Welcome to the MLB Star Power Index -- a weekly undertaking that determines with awful authority which players are dominating the current zeitgeist of the sport, at least according to the narrow perceptions of this miserable scribe. While one's presence on this list is often celebratory in nature, it can also be for purposes of lamentation or ridicule. The players listed are in no particular order, just like the phone book.
It's transportation week here at SPI. This is the case not by grand design but rather because of accidental tethers that bind together the two players honored in this episode. Nevertheless, yes, it's transportation week. Let us begin.
Major League Baseball reliever/high plains drifter Andrew Chafin has previously graced these pages on account of his being on the look-out for the kind of car that demands you carry nothing more than the state minimum auto insurance coverage. Since last he darkened our door, however, Chafin has been bartered to the Oakland A's, which means he's in need of another mode of conveyance and/or housing. Please witness:
It comes as no surprise that Mr. Chafin has turned out to be an expert practitioner of Sonny Crockett Living. Likewise it comes as no surprise that Mr. Chafin is honoring Busch Light Holy Week…
… by offering up a rack of thirst-tamers as part of the finder's fee.
Mostly, though, we should allow ourselves to be lifted up on gull's wings by the thought of Andrew Chafin kicking all the way back in a nylon webstrap folding chair on the deck of a 28-foot 1971 Nautiline houseboat. Sliding glass door access to the helm? Oak trim on the windows? Rebuilt outdrive, and it comes with a dog? Also included is a case of STP in the head for when the V8 long-block engine requires some care and feeding? After-market poop deck secured with bungee cords? Woo wee, brother, that's some pleasure boating.
Andrew Chafin likes to drop the anchor after he's caught a couple of white sturgeon and drift around on his pool mattress. He runs some twine through the hollow middle of a water noodle and then it ties around the rim of his battered Coleman cooler -- the one with one working hinge, a "Let the Good Times Roll" bumper sticker on the lid, and a decal of Papa Smurf flipping the bird on the side. That way the cold beer floats alongside him. When the sunburn first hits, he knows the fish has marinated long enough in the Worcestershire sauce and Dr. Pepper. He paddles back to the Nautiline.

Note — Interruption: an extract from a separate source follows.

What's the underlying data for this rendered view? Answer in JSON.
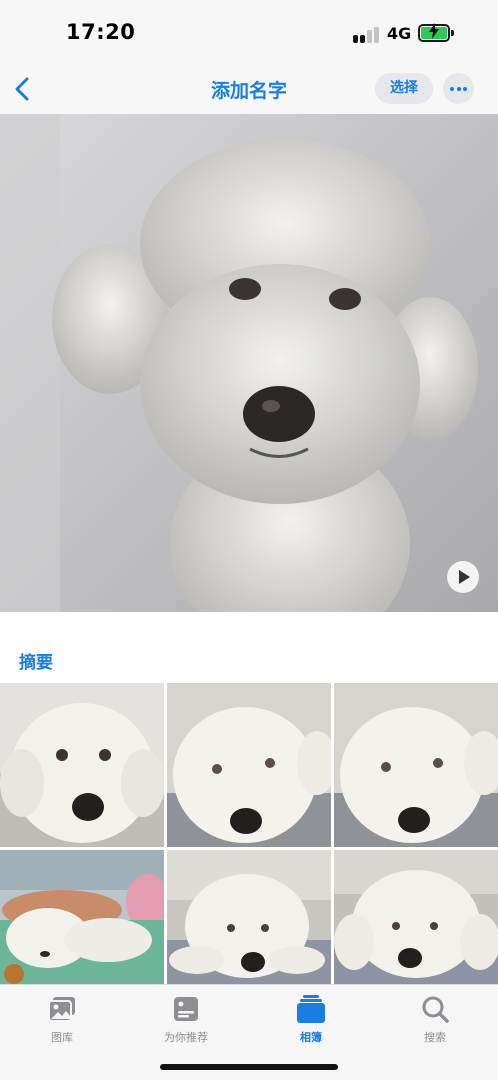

While one sturgeon cooks on the grill, he shares a beer with the other one. "I appreciate you sparing me. Broadnax is the name," says the sturgeon just before a long pull on his Busch Light.
"10-4, good buddy," says Andrew Chafin. "I'll eat the other guy, then we'll play some cards. Lemme know when you need to be home, and I'll set you on your way."
"Catch and release," says Broadnax, who then crushes the empty can between his pectoral fins.
"You got it, brother."
Just before Andrew Chafin, five-card stud skills on full display, won the last doubloon that Broadnax carried around in his stomach, a storm rolled in from the west. "Hmm," said Andrew Chafin. "Not good swimming weather. You might want to crash here for the night."
"I think you're right," said Broadnax.
Hours later, Andrew Chafin awoke with a roiling hunger that not even half a warm Busch Light and six powdered mini-donuts could abate. He made his way to pool mattress on which Broadnax slept. He nudged him awake with the toe of the checkerboard Vans he always slept in. "I'm hungry," said Andrew Chafin. "Plans have changed."
Broadnax gasped as Andrew Chafin raised the fish bat above his head. "But .. but … what about catch and release?"
"Yes," said Andrew Chafin as he landed a killing blow on the head of Broadnax. "Your soul is now released."
Andrew Chafin, coxswain to the four winds, grilled up Broadnax just right, popped a pair of Busch Lights into his beer guzzler helmet and listened to the waters of the San Francisco Bay lap gently against the houseboat -- the pleasure boat -- that he now called the U.S.S. Broadnax.
Continuing apace with transportation week, please quaff deeply of the bullpen cart recently glimpsed during baseball activities at the Tokyo Olympics:
As you can see, that's former MLB moundsman Jumbo Diaz being swaddled in Corinthian leather sumptuous enough to move Ricardo Montalban to abandon his Chrysler Cordoba under an overpass as blood tribute to the mere rumor of such a bullpen cart. The accoutrements are all in place -- the baseball diamond floor mat in evocative pastoral green, the side view mirror for maximum safety of travel, the call-to-action digital display on the front, and the attentive and professionally dressed livery driver.
Also note that Mr. Diaz quickly upon settling into the loving pocket of the giant glove has adopted a manner of repose that suggests he's fully aware that the weekend is any night that precedes a day in which nothing compels you to wake up at any particular time:
In better days when we were a better people, bullpen carts were a reliable presence within This, Our Baseball, but since then things -- including us -- have worsened. So here's to the nameless paladin at the Tokyo Games who made the decision to place this bullpen car -- this pleasure boat on land -- among us.